* _ENTRIES SHOWN_:
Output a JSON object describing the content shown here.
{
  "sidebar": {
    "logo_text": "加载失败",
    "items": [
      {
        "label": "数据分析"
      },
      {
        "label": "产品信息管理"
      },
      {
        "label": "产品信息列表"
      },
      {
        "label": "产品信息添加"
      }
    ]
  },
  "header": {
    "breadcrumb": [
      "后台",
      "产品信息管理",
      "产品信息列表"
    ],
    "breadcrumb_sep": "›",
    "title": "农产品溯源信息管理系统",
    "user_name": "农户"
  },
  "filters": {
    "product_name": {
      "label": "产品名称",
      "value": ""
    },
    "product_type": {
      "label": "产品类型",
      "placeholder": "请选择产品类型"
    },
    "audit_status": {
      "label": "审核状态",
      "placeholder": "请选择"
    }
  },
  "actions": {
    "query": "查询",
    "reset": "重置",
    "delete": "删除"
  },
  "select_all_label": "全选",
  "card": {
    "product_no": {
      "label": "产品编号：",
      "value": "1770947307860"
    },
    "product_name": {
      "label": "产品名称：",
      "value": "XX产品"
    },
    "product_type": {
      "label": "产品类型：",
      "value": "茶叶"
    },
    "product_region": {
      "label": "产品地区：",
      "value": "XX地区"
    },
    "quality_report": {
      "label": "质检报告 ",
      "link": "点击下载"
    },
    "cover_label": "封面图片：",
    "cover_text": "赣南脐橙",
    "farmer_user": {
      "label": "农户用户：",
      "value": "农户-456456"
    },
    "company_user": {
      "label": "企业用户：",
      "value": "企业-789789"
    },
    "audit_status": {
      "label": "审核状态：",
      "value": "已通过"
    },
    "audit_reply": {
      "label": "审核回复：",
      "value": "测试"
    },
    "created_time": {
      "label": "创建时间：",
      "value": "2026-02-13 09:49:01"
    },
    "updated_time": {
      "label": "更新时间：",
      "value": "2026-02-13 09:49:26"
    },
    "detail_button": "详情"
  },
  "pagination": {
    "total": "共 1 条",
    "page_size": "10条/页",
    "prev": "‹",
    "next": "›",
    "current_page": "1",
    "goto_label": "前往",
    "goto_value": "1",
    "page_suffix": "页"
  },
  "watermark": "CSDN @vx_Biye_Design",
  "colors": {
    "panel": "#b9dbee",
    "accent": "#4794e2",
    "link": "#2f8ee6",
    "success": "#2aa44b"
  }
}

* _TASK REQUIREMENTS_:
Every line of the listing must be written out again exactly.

* _REPLY TO THE TASK_:
Output a JSON object describing the content shown here.
{
  "sidebar": {
    "logo_text": "加载失败",
    "items": [
      {
        "label": "数据分析"
      },
      {
        "label": "产品信息管理"
      },
      {
        "label": "产品信息列表"
      },
      {
        "label": "产品信息添加"
      }
    ]
  },
  "header": {
    "breadcrumb": [
      "后台",
      "产品信息管理",
      "产品信息列表"
    ],
    "breadcrumb_sep": "›",
    "title": "农产品溯源信息管理系统",
    "user_name": "农户"
  },
  "filters": {
    "product_name": {
      "label": "产品名称",
      "value": ""
    },
    "product_type": {
      "label": "产品类型",
      "placeholder": "请选择产品类型"
    },
    "audit_status": {
      "label": "审核状态",
      "placeholder": "请选择"
    }
  },
  "actions": {
    "query": "查询",
    "reset": "重置",
    "delete": "删除"
  },
  "select_all_label": "全选",
  "card": {
    "product_no": {
      "label": "产品编号：",
      "value": "1770947307860"
    },
    "product_name": {
      "label": "产品名称：",
      "value": "XX产品"
    },
    "product_type": {
      "label": "产品类型：",
      "value": "茶叶"
    },
    "product_region": {
      "label": "产品地区：",
      "value": "XX地区"
    },
    "quality_report": {
      "label": "质检报告 ",
      "link": "点击下载"
    },
    "cover_label": "封面图片：",
    "cover_text": "赣南脐橙",
    "farmer_user": {
      "label": "农户用户：",
      "value": "农户-456456"
    },
    "company_user": {
      "label": "企业用户：",
      "value": "企业-789789"
    },
    "audit_status": {
      "label": "审核状态：",
      "value": "已通过"
    },
    "audit_reply": {
      "label": "审核回复：",
      "value": "测试"
    },
    "created_time": {
      "label": "创建时间：",
      "value": "2026-02-13 09:49:01"
    },
    "updated_time": {
      "label": "更新时间：",
      "value": "2026-02-13 09:49:26"
    },
    "detail_button": "详情"
  },
  "pagination": {
    "total": "共 1 条",
    "page_size": "10条/页",
    "prev": "‹",
    "next": "›",
    "current_page": "1",
    "goto_label": "前往",
    "goto_value": "1",
    "page_suffix": "页"
  },
  "watermark": "CSDN @vx_Biye_Design",
  "colors": {
    "panel": "#b9dbee",
    "accent": "#4794e2",
    "link": "#2f8ee6",
    "success": "#2aa44b"
  }
}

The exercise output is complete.